WORK TASK: Each line of the data below that carries the word "background" needs to be copied.

----

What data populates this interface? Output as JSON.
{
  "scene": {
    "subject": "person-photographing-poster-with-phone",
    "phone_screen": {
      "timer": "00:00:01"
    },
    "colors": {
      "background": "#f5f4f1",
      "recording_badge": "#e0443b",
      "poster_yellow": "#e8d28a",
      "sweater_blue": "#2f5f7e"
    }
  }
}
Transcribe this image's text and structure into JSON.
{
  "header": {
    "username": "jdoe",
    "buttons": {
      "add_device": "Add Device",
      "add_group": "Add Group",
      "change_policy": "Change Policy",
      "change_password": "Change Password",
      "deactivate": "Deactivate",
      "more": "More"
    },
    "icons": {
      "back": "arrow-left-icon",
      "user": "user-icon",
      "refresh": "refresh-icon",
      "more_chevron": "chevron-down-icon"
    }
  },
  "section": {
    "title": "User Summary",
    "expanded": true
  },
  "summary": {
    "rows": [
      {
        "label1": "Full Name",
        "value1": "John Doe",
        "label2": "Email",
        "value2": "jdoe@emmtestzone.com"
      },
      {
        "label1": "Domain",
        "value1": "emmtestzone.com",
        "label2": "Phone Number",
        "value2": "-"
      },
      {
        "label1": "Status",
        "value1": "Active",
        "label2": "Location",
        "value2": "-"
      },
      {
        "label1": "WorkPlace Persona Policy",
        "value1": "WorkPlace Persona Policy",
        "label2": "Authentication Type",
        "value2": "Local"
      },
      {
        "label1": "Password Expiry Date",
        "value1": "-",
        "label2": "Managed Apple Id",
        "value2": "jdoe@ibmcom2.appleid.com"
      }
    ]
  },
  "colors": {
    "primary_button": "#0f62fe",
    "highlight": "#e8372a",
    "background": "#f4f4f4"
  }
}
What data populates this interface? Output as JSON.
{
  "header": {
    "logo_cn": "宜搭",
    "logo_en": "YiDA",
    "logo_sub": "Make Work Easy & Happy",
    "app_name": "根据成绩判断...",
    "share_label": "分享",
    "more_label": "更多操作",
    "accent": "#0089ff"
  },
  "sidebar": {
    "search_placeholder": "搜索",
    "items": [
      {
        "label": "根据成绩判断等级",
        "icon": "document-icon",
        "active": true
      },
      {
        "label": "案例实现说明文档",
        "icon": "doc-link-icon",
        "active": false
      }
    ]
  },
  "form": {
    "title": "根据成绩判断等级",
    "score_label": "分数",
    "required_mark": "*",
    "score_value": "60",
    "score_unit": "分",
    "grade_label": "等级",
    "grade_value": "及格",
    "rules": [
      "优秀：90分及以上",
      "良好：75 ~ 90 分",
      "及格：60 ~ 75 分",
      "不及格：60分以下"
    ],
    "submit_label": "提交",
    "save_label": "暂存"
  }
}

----

SOLUTION TO THIS PROBLEM:
      "background": "#f5f4f1",
    "background": "#f4f4f4"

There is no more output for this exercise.